The footballing gods seem to have been against Norwich City for quite some time now.
Last night was the time that they finally got their revenge. The injury crisis has been well documented over the last few weeks and on the back of a ten-match unbeaten run, it was only a matter of time before City dropped points.
On paper, there was more than enough quality on the pitch wearing black and purple to overcome Luton, but in practice the City players were found wanting.
The signs were there from the off. Composed and neat in possession as ever, City dominated possession in the opening stages yet once again it was the opposition who created the first meaningful opportunity, getting the ball behind Jacob Sorensen, cut back and the shot saved by Michael McGovern.

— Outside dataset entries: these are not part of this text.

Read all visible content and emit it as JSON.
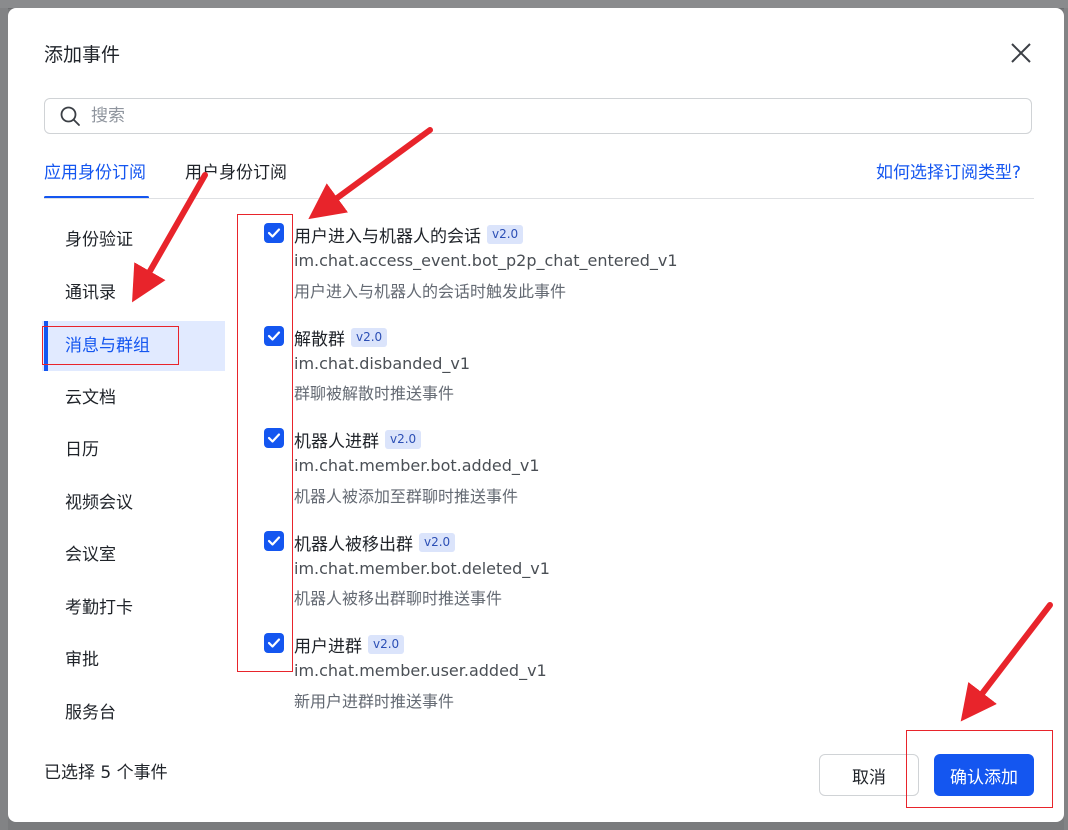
{
  "dialog": {
    "title": "添加事件",
    "search_placeholder": "搜索",
    "tabs": [
      {
        "label": "应用身份订阅",
        "active": true
      },
      {
        "label": "用户身份订阅",
        "active": false
      }
    ],
    "help_link": "如何选择订阅类型?",
    "categories": [
      {
        "label": "身份验证"
      },
      {
        "label": "通讯录"
      },
      {
        "label": "消息与群组",
        "active": true
      },
      {
        "label": "云文档"
      },
      {
        "label": "日历"
      },
      {
        "label": "视频会议"
      },
      {
        "label": "会议室"
      },
      {
        "label": "考勤打卡"
      },
      {
        "label": "审批"
      },
      {
        "label": "服务台"
      }
    ],
    "events": [
      {
        "title": "用户进入与机器人的会话",
        "version": "v2.0",
        "key": "im.chat.access_event.bot_p2p_chat_entered_v1",
        "desc": "用户进入与机器人的会话时触发此事件",
        "checked": true
      },
      {
        "title": "解散群",
        "version": "v2.0",
        "key": "im.chat.disbanded_v1",
        "desc": "群聊被解散时推送事件",
        "checked": true
      },
      {
        "title": "机器人进群",
        "version": "v2.0",
        "key": "im.chat.member.bot.added_v1",
        "desc": "机器人被添加至群聊时推送事件",
        "checked": true
      },
      {
        "title": "机器人被移出群",
        "version": "v2.0",
        "key": "im.chat.member.bot.deleted_v1",
        "desc": "机器人被移出群聊时推送事件",
        "checked": true
      },
      {
        "title": "用户进群",
        "version": "v2.0",
        "key": "im.chat.member.user.added_v1",
        "desc": "新用户进群时推送事件",
        "checked": true
      }
    ],
    "selected_count": "已选择 5 个事件",
    "cancel_label": "取消",
    "confirm_label": "确认添加"
  },
  "colors": {
    "accent": "#1456f0",
    "annotation": "#e8242b",
    "active_bg": "#e1eaff"
  }
}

That should have been a warning.
Only a few minutes later, Luton broke forward again and Grant Hanley managed to concede what looked like a really soft free kick. The Norwich players were simply not switched on and allowed Luton to take the kick quickly, leaving Max Aarons in a 2 v 1 situation. McGovern could do little to save the resulting shot.
City struck back quickly.
For the second game running, Przemysław Placheta won a penalty with his pace after a long ball over the top from Aarons. This time, Emi Buendia stepped up and slotted the ball home.
At this point I was expecting City to step up a gear and put Luton under sustained pressure but it was not to be.
This time Sorensen conceded a soft free kick, putting hands onto the Luton winger. The ball was whipped in and a Luton head was first to the ball. We haven’t seen a concession like this for a while but it was reminiscent of so many goals conceded last season from set pieces.
For the rest of the half, Norwich once again had lots of possession but created so little. Marco Stiepermann seemed to have dropped a little deeper, relying on runs in behind by Placheta or Buendia.
It didn’t really pay dividends.
I had high hopes for the second half, but within moments it was three for Luton. Hanley seemed to be pushed and as he went down, his elbow made contact with the ball and it was the turn of the Hatters to have a penalty.
For the remainder of the game, Norwich struggled to find any rhythm or sustained threat.
Farke shuffled the formation to three at the back, brought on Christoph Zimmermann and Mario Vrancic and ultimately Tyrese Omotoye, but City never looked particularly threatening.
So, the ten game run is at an end. Yet strangely, I am not disappointed.
Like Covid, there is some light at the end of the injury-crisis tunnel. We aren’t playing badly and the simple addition of the movement of Teemu Pukki will transfom the team as an attacking threat.
To have come through a period of such adversity yet still be top of the table is quite some feat and the promise of a trickle of players returning to fitness can only help Daniel Farke’s endeavour of an immediate return to the top flight.